Inflation: Into the Past
If a stock market prophet did exist (it does NOT), it would be the past. The past gives us a clearer picture of what’s to come by looking at what came before. Let’s talk about December 5th, 1996.
That night, the Federal Reserve chairman, Alan Greenspan, spoke at the American Enterprise Institute in Washington. In his legendary “Irrational Exuberance” speech, Greenspan asked:
“How do we know when irrational exuberance has unduly escalated asset values, which then became subject to unexpected and prolonged contractions as they have in Japan over the past decade? And how do we factor that assessment into monetary policy?”
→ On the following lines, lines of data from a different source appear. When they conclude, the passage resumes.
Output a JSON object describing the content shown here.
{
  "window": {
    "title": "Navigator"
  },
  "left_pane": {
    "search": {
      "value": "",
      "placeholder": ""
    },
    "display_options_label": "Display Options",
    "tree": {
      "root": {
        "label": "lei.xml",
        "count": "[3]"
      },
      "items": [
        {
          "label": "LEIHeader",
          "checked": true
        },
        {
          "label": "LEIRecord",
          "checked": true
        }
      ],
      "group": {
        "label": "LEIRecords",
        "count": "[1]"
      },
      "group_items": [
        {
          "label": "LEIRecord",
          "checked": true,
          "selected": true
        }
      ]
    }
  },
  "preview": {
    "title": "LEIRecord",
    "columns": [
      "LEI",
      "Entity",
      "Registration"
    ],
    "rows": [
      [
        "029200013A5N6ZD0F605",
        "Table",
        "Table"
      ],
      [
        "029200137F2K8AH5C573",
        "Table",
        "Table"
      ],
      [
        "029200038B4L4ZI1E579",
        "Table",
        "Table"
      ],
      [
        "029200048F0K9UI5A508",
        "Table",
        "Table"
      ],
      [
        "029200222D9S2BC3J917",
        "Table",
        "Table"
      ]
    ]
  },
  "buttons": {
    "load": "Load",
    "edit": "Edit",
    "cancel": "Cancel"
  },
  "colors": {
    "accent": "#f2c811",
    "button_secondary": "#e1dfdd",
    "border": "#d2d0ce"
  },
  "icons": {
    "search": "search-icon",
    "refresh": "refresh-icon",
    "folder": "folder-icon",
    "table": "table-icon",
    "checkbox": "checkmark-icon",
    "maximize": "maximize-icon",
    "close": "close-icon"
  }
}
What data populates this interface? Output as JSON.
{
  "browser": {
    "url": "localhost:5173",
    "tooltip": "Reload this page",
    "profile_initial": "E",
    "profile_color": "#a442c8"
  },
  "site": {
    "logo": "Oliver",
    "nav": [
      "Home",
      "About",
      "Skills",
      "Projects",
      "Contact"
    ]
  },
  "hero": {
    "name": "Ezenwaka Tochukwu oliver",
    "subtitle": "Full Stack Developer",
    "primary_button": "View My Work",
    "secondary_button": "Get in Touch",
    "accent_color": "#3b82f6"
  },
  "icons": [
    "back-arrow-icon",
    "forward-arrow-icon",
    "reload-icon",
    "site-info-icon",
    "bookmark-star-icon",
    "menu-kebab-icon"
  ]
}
What he meant was, how do we know when an irrationally positive perspective on the market has gotten so out of hand, it is teetering on the edge of creating a negative market experience? In other words, how big is the bubble getting? And when is it ready to pop? The answer: three years later. It took three years, three months, and 19 days, but the S& P 500 topped out at more than double what it was when Greenspan spoke.1
But let’s talk about today.
- With dividends reinvested, and any taxes paid from some other source, $10,000 invested in the S & P 500 on 12/04/96 would be getting close to $100,000 right about now.1
- The earnings of the S & P 500 in 1996 were $40.63. As I write this, those earnings reached around $200 - an increase of fivefold.1
- The cash dividend of S & P in 1996 was $14.90. As I write this, the consensus is about $60 - a fourfold increase.1
So, what was the best financial move you could have made the night of December 5th, 1996?
Turn off the TV and go to bed.
No one can predict the market, tell you when to get out, or when to get in. No one. So, what is the best thing you can do tonight when you notice the media making mayhem once again? Go to sleep. Enjoy your night, and know that you are not in grave danger. You are simply in another wave of the market cycle, and we might as well enjoy the ride.
Until next month…